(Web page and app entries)
►

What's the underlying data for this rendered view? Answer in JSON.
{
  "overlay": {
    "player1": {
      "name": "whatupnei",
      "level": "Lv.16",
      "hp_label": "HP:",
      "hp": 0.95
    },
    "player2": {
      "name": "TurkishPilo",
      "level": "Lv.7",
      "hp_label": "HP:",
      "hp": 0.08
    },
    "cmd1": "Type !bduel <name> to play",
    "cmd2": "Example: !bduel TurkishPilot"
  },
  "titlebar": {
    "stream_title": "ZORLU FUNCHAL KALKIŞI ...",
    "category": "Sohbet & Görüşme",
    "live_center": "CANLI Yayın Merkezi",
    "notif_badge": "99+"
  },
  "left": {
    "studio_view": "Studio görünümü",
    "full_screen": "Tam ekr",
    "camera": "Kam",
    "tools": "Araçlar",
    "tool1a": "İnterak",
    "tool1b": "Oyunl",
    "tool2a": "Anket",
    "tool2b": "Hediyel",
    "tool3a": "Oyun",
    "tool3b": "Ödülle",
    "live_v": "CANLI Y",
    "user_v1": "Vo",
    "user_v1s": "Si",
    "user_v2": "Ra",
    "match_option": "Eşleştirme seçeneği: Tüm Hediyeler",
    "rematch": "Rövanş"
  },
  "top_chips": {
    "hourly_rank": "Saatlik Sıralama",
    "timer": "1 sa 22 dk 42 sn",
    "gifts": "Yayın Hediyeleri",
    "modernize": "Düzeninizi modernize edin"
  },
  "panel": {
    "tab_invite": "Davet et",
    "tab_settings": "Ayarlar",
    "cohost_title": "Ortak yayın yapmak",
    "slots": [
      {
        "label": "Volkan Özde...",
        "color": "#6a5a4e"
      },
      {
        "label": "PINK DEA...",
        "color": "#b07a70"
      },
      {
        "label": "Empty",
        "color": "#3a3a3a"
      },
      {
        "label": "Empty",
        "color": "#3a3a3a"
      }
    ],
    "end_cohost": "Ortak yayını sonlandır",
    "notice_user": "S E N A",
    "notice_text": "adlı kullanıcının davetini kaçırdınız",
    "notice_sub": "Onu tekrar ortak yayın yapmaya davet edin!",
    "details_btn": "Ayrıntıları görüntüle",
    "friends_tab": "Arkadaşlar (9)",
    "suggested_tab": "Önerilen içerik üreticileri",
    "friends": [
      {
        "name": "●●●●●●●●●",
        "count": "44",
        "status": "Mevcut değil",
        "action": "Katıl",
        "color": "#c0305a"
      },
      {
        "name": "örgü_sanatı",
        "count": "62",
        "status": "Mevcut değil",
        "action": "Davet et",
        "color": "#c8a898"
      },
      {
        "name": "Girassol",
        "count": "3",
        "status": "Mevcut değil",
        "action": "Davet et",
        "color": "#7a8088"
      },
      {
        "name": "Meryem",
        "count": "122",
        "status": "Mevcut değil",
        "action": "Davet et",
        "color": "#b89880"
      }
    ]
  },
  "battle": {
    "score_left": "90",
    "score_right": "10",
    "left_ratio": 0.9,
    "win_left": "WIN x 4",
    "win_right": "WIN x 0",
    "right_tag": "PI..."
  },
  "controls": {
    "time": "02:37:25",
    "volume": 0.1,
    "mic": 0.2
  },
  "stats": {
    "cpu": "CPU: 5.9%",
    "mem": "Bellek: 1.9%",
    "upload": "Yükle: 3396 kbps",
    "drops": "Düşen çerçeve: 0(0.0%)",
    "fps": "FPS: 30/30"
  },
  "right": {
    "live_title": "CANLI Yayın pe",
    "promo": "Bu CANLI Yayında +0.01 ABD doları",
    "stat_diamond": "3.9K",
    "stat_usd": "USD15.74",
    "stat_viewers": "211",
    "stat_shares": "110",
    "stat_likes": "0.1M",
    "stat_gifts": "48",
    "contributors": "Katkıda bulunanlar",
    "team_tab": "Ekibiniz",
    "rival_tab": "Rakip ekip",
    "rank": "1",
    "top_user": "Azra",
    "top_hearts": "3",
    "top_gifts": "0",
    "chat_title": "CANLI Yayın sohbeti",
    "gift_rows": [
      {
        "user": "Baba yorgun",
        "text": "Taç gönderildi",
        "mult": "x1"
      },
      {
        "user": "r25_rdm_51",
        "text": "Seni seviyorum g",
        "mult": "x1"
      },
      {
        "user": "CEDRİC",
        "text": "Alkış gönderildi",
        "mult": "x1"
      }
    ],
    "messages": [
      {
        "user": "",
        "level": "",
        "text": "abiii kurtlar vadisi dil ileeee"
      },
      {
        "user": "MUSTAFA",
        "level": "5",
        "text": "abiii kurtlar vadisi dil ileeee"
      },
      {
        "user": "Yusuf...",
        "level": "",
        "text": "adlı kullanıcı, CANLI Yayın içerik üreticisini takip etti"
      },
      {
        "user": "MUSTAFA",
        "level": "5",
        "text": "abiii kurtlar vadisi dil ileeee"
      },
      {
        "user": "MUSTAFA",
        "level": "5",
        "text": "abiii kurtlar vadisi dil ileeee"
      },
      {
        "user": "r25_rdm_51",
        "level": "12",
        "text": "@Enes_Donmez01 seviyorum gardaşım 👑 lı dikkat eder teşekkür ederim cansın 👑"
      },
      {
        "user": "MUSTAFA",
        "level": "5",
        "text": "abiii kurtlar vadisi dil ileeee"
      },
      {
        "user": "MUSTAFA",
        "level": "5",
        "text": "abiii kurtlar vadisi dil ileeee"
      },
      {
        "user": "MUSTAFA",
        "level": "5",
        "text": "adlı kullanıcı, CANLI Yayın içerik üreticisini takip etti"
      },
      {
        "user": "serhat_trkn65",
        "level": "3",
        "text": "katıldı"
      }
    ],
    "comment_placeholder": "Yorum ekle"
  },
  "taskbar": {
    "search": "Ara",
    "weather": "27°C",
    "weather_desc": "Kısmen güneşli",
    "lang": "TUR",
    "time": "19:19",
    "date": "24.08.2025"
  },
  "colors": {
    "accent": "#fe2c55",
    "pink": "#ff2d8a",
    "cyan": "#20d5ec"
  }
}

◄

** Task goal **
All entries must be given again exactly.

** Task response **
What's the underlying data for this rendered view? Answer in JSON.
{
  "overlay": {
    "player1": {
      "name": "whatupnei",
      "level": "Lv.16",
      "hp_label": "HP:",
      "hp": 0.95
    },
    "player2": {
      "name": "TurkishPilo",
      "level": "Lv.7",
      "hp_label": "HP:",
      "hp": 0.08
    },
    "cmd1": "Type !bduel <name> to play",
    "cmd2": "Example: !bduel TurkishPilot"
  },
  "titlebar": {
    "stream_title": "ZORLU FUNCHAL KALKIŞI ...",
    "category": "Sohbet & Görüşme",
    "live_center": "CANLI Yayın Merkezi",
    "notif_badge": "99+"
  },
  "left": {
    "studio_view": "Studio görünümü",
    "full_screen": "Tam ekr",
    "camera": "Kam",
    "tools": "Araçlar",
    "tool1a": "İnterak",
    "tool1b": "Oyunl",
    "tool2a": "Anket",
    "tool2b": "Hediyel",
    "tool3a": "Oyun",
    "tool3b": "Ödülle",
    "live_v": "CANLI Y",
    "user_v1": "Vo",
    "user_v1s": "Si",
    "user_v2": "Ra",
    "match_option": "Eşleştirme seçeneği: Tüm Hediyeler",
    "rematch": "Rövanş"
  },
  "top_chips": {
    "hourly_rank": "Saatlik Sıralama",
    "timer": "1 sa 22 dk 42 sn",
    "gifts": "Yayın Hediyeleri",
    "modernize": "Düzeninizi modernize edin"
  },
  "panel": {
    "tab_invite": "Davet et",
    "tab_settings": "Ayarlar",
    "cohost_title": "Ortak yayın yapmak",
    "slots": [
      {
        "label": "Volkan Özde...",
        "color": "#6a5a4e"
      },
      {
        "label": "PINK DEA...",
        "color": "#b07a70"
      },
      {
        "label": "Empty",
        "color": "#3a3a3a"
      },
      {
        "label": "Empty",
        "color": "#3a3a3a"
      }
    ],
    "end_cohost": "Ortak yayını sonlandır",
    "notice_user": "S E N A",
    "notice_text": "adlı kullanıcının davetini kaçırdınız",
    "notice_sub": "Onu tekrar ortak yayın yapmaya davet edin!",
    "details_btn": "Ayrıntıları görüntüle",
    "friends_tab": "Arkadaşlar (9)",
    "suggested_tab": "Önerilen içerik üreticileri",
    "friends": [
      {
        "name": "●●●●●●●●●",
        "count": "44",
        "status": "Mevcut değil",
        "action": "Katıl",
        "color": "#c0305a"
      },
      {
        "name": "örgü_sanatı",
        "count": "62",
        "status": "Mevcut değil",
        "action": "Davet et",
        "color": "#c8a898"
      },
      {
        "name": "Girassol",
        "count": "3",
        "status": "Mevcut değil",
        "action": "Davet et",
        "color": "#7a8088"
      },
      {
        "name": "Meryem",
        "count": "122",
        "status": "Mevcut değil",
        "action": "Davet et",
        "color": "#b89880"
      }
    ]
  },
  "battle": {
    "score_left": "90",
    "score_right": "10",
    "left_ratio": 0.9,
    "win_left": "WIN x 4",
    "win_right": "WIN x 0",
    "right_tag": "PI..."
  },
  "controls": {
    "time": "02:37:25",
    "volume": 0.1,
    "mic": 0.2
  },
  "stats": {
    "cpu": "CPU: 5.9%",
    "mem": "Bellek: 1.9%",
    "upload": "Yükle: 3396 kbps",
    "drops": "Düşen çerçeve: 0(0.0%)",
    "fps": "FPS: 30/30"
  },
  "right": {
    "live_title": "CANLI Yayın pe",
    "promo": "Bu CANLI Yayında +0.01 ABD doları",
    "stat_diamond": "3.9K",
    "stat_usd": "USD15.74",
    "stat_viewers": "211",
    "stat_shares": "110",
    "stat_likes": "0.1M",
    "stat_gifts": "48",
    "contributors": "Katkıda bulunanlar",
    "team_tab": "Ekibiniz",
    "rival_tab": "Rakip ekip",
    "rank": "1",
    "top_user": "Azra",
    "top_hearts": "3",
    "top_gifts": "0",
    "chat_title": "CANLI Yayın sohbeti",
    "gift_rows": [
      {
        "user": "Baba yorgun",
        "text": "Taç gönderildi",
        "mult": "x1"
      },
      {
        "user": "r25_rdm_51",
        "text": "Seni seviyorum g",
        "mult": "x1"
      },
      {
        "user": "CEDRİC",
        "text": "Alkış gönderildi",
        "mult": "x1"
      }
    ],
    "messages": [
      {
        "user": "",
        "level": "",
        "text": "abiii kurtlar vadisi dil ileeee"
      },
      {
        "user": "MUSTAFA",
        "level": "5",
        "text": "abiii kurtlar vadisi dil ileeee"
      },
      {
        "user": "Yusuf...",
        "level": "",
        "text": "adlı kullanıcı, CANLI Yayın içerik üreticisini takip etti"
      },
      {
        "user": "MUSTAFA",
        "level": "5",
        "text": "abiii kurtlar vadisi dil ileeee"
      },
      {
        "user": "MUSTAFA",
        "level": "5",
        "text": "abiii kurtlar vadisi dil ileeee"
      },
      {
        "user": "r25_rdm_51",
        "level": "12",
        "text": "@Enes_Donmez01 seviyorum gardaşım 👑 lı dikkat eder teşekkür ederim cansın 👑"
      },
      {
        "user": "MUSTAFA",
        "level": "5",
        "text": "abiii kurtlar vadisi dil ileeee"
      },
      {
        "user": "MUSTAFA",
        "level": "5",
        "text": "abiii kurtlar vadisi dil ileeee"
      },
      {
        "user": "MUSTAFA",
        "level": "5",
        "text": "adlı kullanıcı, CANLI Yayın içerik üreticisini takip etti"
      },
      {
        "user": "serhat_trkn65",
        "level": "3",
        "text": "katıldı"
      }
    ],
    "comment_placeholder": "Yorum ekle"
  },
  "taskbar": {
    "search": "Ara",
    "weather": "27°C",
    "weather_desc": "Kısmen güneşli",
    "lang": "TUR",
    "time": "19:19",
    "date": "24.08.2025"
  },
  "colors": {
    "accent": "#fe2c55",
    "pink": "#ff2d8a",
    "cyan": "#20d5ec"
  }
}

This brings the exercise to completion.